MOGA’s linen-draped sound seekers had a laidback air about them but that’s not to say they weren’t energetic. There was genuine enthusiasm during sets from the crowds and a noticeable lack of phones in the air, with the social and easy-going crowds immersing themselves in the music. The average age ranged between 25-35, a welcome demographic for those that wish to relax and enjoy the music, providing contrast to some of the younger rowdier crowds seen at some of the UK’s electronic festivals. With a three-day pass coming in at €165, the festival lands at an affordable price compared to many UK festivals. However, including travel and accommodation, the cost could rack up considerably. For locals, where the average income is €1,269 a month, the festival's cost is sizable. But with day tickets averaging around €60, it’s a fair price considering the quality of MOGA’s production and line-up.

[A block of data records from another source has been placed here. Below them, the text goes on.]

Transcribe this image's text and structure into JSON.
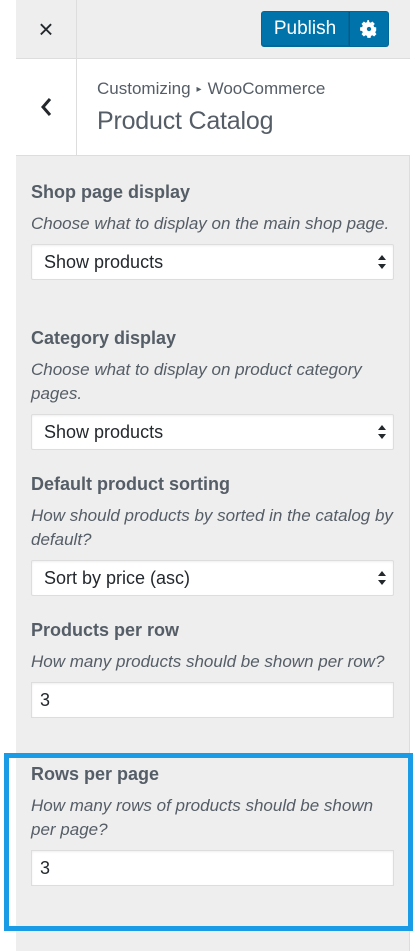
{
  "header": {
    "close_icon": "×",
    "publish_label": "Publish",
    "settings_icon": "gear-icon"
  },
  "section": {
    "breadcrumb_root": "Customizing",
    "breadcrumb_sep": "▸",
    "breadcrumb_current": "WooCommerce",
    "title": "Product Catalog"
  },
  "controls": {
    "shop_display": {
      "title": "Shop page display",
      "desc": "Choose what to display on the main shop page.",
      "value": "Show products"
    },
    "category_display": {
      "title": "Category display",
      "desc": "Choose what to display on product category pages.",
      "value": "Show products"
    },
    "default_sorting": {
      "title": "Default product sorting",
      "desc": "How should products by sorted in the catalog by default?",
      "value": "Sort by price (asc)"
    },
    "products_per_row": {
      "title": "Products per row",
      "desc": "How many products should be shown per row?",
      "value": "3"
    },
    "rows_per_page": {
      "title": "Rows per page",
      "desc": "How many rows of products should be shown per page?",
      "value": "3"
    }
  },
  "colors": {
    "accent": "#0073aa",
    "highlight": "#1a9be6"
  }
}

Read this next: Lisbon's electronic music scene is stronger than ever

The festival’s cultural programme features several parties and cultural events in and around Lisbon — from free parties for the area’s lower-income inhabitants to art installations uniting local and Moroccan artists to kids parties, empowering local disadvantaged youth. MOGA acknowledges the responsibility and weight of throwing parties in today's climate. Referring to the cultural side of the program, Mattieu says: “For me, this is my pride”. This genuine desire to unite communities was felt from the first night of the festival, where during an OFF program activity, festival-goers were invited to learn about the local fishing communities in Caparica, followed by an intimate “family style” meal featuring the catch of the day. Today’s crowds party with a conscience and there is an acute awareness of the environmental and cultural impact of mass tourism in lower-income areas. The impact of tourism is a pertinent topic in the current climate where many holiday hot spots, such as Mallorca and Barcelona, are battling against being priced out of their own homes thanks to the rise of Airbnb and digital nomadism. However, when organisers are intentional about their impact, large cultural events such as MOGA can have a beneficial effect in bringing sustainable tourism, art and exposure to an area.

At the heart of Mattieu’s tale of MOGA milestones – its mythical origins in Essaouira, the unreplicable alignment of events leading it to Caparica – appears to be the essence of what makes MOGA special: its people. As with its founders, MOGA is bold and boundless. Each year the small but mighty festival has continued to expand and reinvent itself in meaningful ways, driven by the ambition, vision and creativity of its team.

With plans to continue evolving, Mattieu disclosed that MOGA is in talks about moving along Atlantic shores to land on Senegal’s beaches in the not-so-distant future. An exciting prospect indeed, given the high standard of previous editions. So what can you expect from MOGA? Sun, sounds, sea and scenery, yes but also so much more. At the heart of MOGA is its community; friendly, respectful crowds like you’ve never seen and quality production; with the festivalgoer's experience at its core and natural beauty beside the sensory sensation that is the Atlantic Ocean’s coastlines.

For more info on MOGA click here.

Belle Richardson is a freelance writer, follow her on Twitter

Next Page
Newsletter 2

Mixmag will use the information you provide to send you the Mixmag newsletter using Mailchimp as our marketing platform. You can change your mind at any time by clicking the unsubscribe link in the footer of any email you receive from us. By clicking sign me up you agree that we may process your information in accordance with our privacy policy. Learn more about Mailchimp's privacy practices here.